TASK GOAL | Pictures aside, repeat every record below exactly.

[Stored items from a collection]
· · · ·

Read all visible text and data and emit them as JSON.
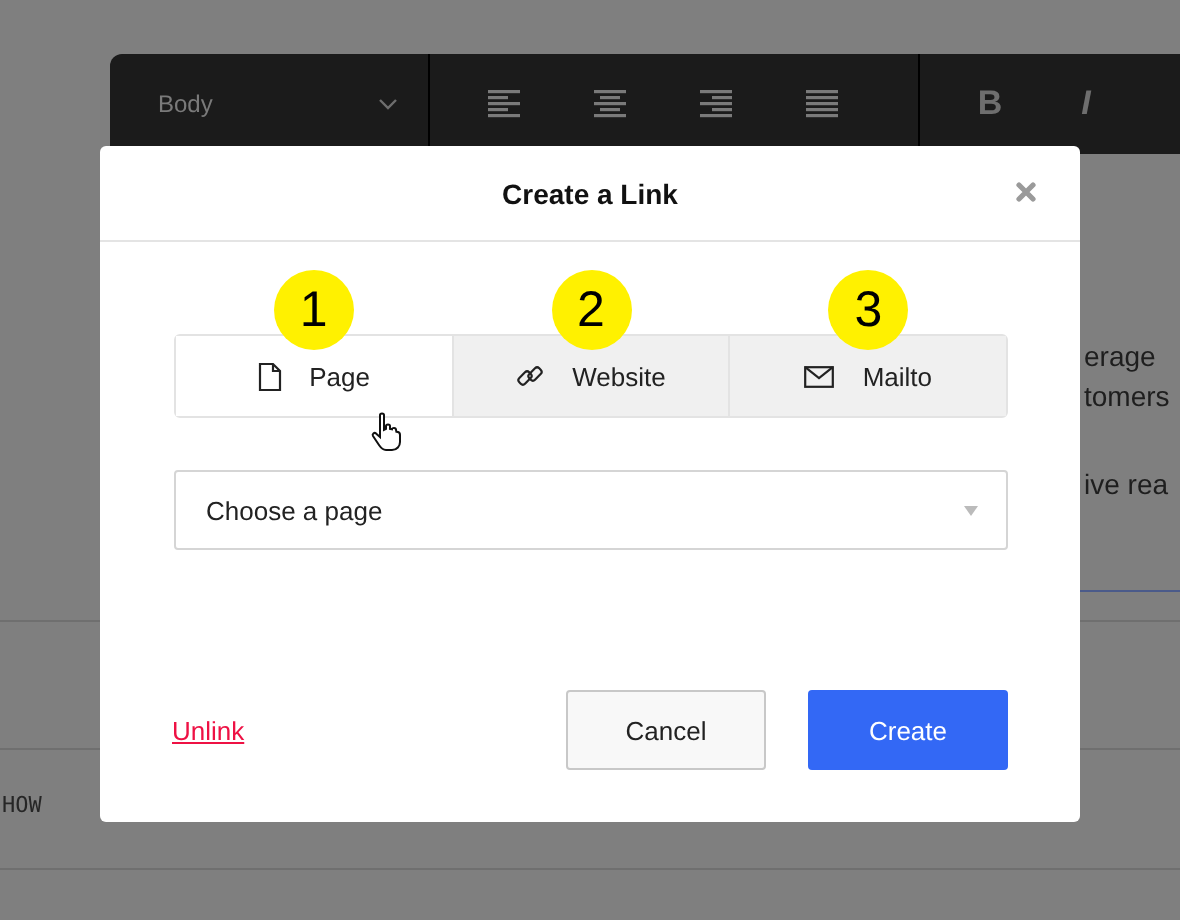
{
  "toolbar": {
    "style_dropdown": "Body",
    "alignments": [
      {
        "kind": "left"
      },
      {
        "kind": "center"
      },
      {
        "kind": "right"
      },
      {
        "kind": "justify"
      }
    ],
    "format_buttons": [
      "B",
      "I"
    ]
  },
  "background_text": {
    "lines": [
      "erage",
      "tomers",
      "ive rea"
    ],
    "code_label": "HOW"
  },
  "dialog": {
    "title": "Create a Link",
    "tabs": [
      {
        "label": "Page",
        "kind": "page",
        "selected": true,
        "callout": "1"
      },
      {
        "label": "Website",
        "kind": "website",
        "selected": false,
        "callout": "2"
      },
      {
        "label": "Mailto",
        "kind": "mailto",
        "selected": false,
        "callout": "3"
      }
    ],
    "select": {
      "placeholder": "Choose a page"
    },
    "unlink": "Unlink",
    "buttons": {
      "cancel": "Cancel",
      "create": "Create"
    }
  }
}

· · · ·

FINAL ANSWER |
Read all visible text and data and emit them as JSON.
{
  "toolbar": {
    "style_dropdown": "Body",
    "alignments": [
      {
        "kind": "left"
      },
      {
        "kind": "center"
      },
      {
        "kind": "right"
      },
      {
        "kind": "justify"
      }
    ],
    "format_buttons": [
      "B",
      "I"
    ]
  },
  "background_text": {
    "lines": [
      "erage",
      "tomers",
      "ive rea"
    ],
    "code_label": "HOW"
  },
  "dialog": {
    "title": "Create a Link",
    "tabs": [
      {
        "label": "Page",
        "kind": "page",
        "selected": true,
        "callout": "1"
      },
      {
        "label": "Website",
        "kind": "website",
        "selected": false,
        "callout": "2"
      },
      {
        "label": "Mailto",
        "kind": "mailto",
        "selected": false,
        "callout": "3"
      }
    ],
    "select": {
      "placeholder": "Choose a page"
    },
    "unlink": "Unlink",
    "buttons": {
      "cancel": "Cancel",
      "create": "Create"
    }
  }
}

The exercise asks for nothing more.